Iran scoffs at claims Russia-launched satellite for ‘spying’

  • The satellite, called Khayyam, was launched into space from the Russian-controlled Baikonur Cosmodrome
  • Iran insists its space program is for civilian and defense purposes only, and does not breach the 2015 nuclear deal

TEHRAN: Iran dismissed as “childish” Wednesday claims by the United States that an Iranian satellite launched by Russia is intended for spying.
The satellite, called Khayyam, was launched into space on a Soyuz-2.1b rocket from the Russian-controlled Baikonur Cosmodrome in neighboring Kazakhstan on Tuesday.
Responding to the launch, Washington said Russia’s growing cooperation with Iran should be viewed as a “profound threat.”
“We are aware of reports that Russia launched a satellite with significant spying capabilities on Iran’s behalf,” a US State Department spokesperson said.
The head of Iran’s Space Agency, Hassan Salarieh, told reporters Wednesday that the spying allegation was “basically childish.”
“Sometimes, some comments are made to incite tensions; saying that we want to spy with the Khayyam satellite... is basically childish,” he said.
“The Khayyam satellite is entirely designed and built to meet the needs of the country in crisis and urban management, natural resources, mines, agriculture and so on.”
Ahead of the launch, there was speculation that Russia might borrow Iran’s satellite temporarily to boost its surveillance of military targets in Ukraine.
Last week, The Washington Post quoted anonymous Western intelligence officials as saying that Russia “plans to use the satellite for several months or longer” to assist its war effort before allowing Iran to take control.
Iran’s space agency stressed on Sunday that it would control the satellite “from day one” in an apparent reaction to the Post’s report.
The purpose of Khayyam is to “monitor the country’s borders,” enhance agricultural productivity and monitor water resources and natural disasters, according to the space agency.
Khayyam is not the first Iranian satellite that Russia has put into space.
In 2005, Iran’s Sina-1 satellite was deployed from Russia’s Plesetsk Cosmodrome.
Iran insists its space program is for civilian and defense purposes only, and does not breach the 2015 nuclear deal, or any other international agreement.
Western governments worry that satellite launch systems incorporate technologies interchangeable with those used in ballistic missiles capable of delivering a nuclear warhead, something Iran has always denied wanting to build.
Iran successfully put its first military satellite into orbit in April 2020, drawing a sharp rebuke from the United States.

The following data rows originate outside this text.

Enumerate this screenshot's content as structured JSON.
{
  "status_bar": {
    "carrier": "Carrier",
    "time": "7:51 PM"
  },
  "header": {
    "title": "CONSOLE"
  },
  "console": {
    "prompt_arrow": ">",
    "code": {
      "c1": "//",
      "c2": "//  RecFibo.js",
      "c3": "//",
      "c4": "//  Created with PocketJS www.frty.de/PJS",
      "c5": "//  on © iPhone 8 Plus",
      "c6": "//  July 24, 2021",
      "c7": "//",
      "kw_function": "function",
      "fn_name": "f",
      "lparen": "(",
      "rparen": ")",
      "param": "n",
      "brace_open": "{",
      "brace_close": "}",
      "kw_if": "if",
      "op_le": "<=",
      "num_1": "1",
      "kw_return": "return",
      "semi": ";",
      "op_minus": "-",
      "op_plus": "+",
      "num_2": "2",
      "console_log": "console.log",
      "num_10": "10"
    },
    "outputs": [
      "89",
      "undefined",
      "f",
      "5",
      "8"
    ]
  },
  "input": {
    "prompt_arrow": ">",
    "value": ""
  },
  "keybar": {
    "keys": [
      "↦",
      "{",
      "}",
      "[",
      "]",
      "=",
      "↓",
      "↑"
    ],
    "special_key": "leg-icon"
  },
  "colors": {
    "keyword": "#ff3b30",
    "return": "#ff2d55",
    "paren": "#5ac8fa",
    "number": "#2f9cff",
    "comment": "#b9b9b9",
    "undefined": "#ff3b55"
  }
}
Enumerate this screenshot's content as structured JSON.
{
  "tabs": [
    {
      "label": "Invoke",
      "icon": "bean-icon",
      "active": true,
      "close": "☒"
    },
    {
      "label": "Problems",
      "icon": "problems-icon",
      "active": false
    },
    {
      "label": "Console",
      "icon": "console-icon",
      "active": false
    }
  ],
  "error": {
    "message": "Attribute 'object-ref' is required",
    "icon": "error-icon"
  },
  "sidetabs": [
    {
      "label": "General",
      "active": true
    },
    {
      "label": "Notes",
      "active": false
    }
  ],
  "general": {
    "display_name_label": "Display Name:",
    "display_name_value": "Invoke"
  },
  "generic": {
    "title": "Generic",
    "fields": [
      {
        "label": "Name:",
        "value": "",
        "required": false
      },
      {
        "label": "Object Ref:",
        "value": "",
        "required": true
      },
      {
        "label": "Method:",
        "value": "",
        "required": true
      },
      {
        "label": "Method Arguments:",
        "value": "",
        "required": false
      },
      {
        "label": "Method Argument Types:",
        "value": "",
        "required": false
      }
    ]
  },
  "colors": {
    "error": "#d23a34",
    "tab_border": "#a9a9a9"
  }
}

Iran navy says repelled attack on ship in Red Sea

Updated 10 August 2022

Iran navy says repelled attack on ship in Red Sea

  • Navy escort flotilla was headed by the destroyer Jamaran

TEHRAN: An Iranian naval flotilla thwarted an overnight attack on an Iranian vessel in the Red Sea, a senior commander said Wednesday.
“The escort flotilla of the naval arm of Iran’s armed forces, headed by the destroyer Jamaran... promptly deployed to the scene last night after receiving a request for help from an Iranian ship in the Red Sea, and engaged with the attacking boats,” said the navy’s deputy head of operations, Rear Admiral Mustafa Tajeddini.
“Thanks to the effective (naval) presence and after heavy exchanges, the attacking boats made off,” he told state television.
Tajeddini did not give details of the ship which was targeted or of who was suspected of mounting the attack.
In November 2021, pirates attempted to seize an Iranian oil tanker in the Gulf of Aden, ISNA news agency said at the time.
Two weeks earlier, an Iranian warship repelled an attack by pirates against two oil tankers that it was escorting in the Gulf of Aden.
Like other countries dependent on the shipping lane through the Red Sea and Suez Canal, Iran stepped up its naval presence in the Gulf of Aden after a wave of attacks by Somalia-based pirates between 2000 and 2011.
But the number of attacks has fallen sharply in recent years.